Feline Leukaemia

This virus is spread by close contact (biting, grooming, or sharing food and water bowls) and attacks the cat's immune system. Once infected, the incubation period may last for months or even years, but will eventually destroy their immune system. It can also lead to the development of cancers, particularly leukaemia and lymphoma. The vaccine requires 2 doses 3 weeks apart in kittens, followed by annual boosters.

Feline Chlamydia

This is an uncommon cause of cat flu, and is caused by a bacterium (Chlamydophila felis). Disease is most common in large colonies, especially among breeding groups. The vaccine requires 2 doses 3 weeks apart in kittens, followed by annual boosters.

Can there be side effects?

Vaccines, in most cats, most of the time, are very safe - and certainly, the amount of disease prevented by vaccines is far greater than the amount caused by them. However, they do, very rarely, have significant side effects. The most common noticed effect is minor lethargy for 24 hours after the vaccine; this is exactly what you expect and it means that the vaccine is working, as the immune system meets and analyses the vaccine. Very very rarely, cats may develop allergic reactions, but this is very unusual.

What is an Injection Site Sarcoma?

Injection Site Sarcoma is a widely talked about problem, and it is a genuine risk. However, it's really important to remember that it is quite rare, and also that it isn't strictly speaking caused by vaccination (it used to be called Vaccine-Associated Sarcoma, but this is misleading and so the term has been dropped). Injection Site Sarcomas occur even in cats who have never been vaccinated - the tumour is, we think, caused by injection, not by the vaccine that's being injected.

In conclusion...

Vaccines save cats' lives - its a simple as that.

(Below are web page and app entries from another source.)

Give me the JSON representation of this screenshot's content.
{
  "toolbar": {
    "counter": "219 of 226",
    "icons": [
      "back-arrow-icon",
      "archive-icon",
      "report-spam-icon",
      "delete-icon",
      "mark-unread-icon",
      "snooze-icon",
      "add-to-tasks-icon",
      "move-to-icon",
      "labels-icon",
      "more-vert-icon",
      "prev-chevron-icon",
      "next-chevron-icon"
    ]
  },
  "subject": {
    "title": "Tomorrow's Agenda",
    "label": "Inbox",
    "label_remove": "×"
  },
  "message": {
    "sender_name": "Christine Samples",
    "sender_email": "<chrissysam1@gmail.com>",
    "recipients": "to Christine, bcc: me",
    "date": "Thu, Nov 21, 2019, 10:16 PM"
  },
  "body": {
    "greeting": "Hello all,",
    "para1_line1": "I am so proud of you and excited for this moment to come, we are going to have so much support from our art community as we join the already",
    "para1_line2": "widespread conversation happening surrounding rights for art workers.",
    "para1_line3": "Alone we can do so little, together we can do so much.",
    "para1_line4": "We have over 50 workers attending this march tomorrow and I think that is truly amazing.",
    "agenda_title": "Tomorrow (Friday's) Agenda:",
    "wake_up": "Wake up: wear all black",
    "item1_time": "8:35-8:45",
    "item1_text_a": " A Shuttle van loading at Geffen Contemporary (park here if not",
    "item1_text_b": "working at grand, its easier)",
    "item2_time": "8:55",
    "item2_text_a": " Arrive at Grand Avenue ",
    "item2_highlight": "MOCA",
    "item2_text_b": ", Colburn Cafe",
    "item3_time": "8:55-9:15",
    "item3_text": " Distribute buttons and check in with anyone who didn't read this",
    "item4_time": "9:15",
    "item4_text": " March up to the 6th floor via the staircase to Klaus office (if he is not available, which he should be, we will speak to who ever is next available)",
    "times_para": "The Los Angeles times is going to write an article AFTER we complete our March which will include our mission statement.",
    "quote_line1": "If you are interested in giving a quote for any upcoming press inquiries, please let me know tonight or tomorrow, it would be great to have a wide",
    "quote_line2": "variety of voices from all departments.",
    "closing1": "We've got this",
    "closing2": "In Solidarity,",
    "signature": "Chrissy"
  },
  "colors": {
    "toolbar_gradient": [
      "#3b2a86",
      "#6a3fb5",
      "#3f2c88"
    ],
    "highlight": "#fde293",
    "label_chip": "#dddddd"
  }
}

Although very occasionally a cat will develop a side effect, for most cats the advantages massively outweigh the possible disadvantages.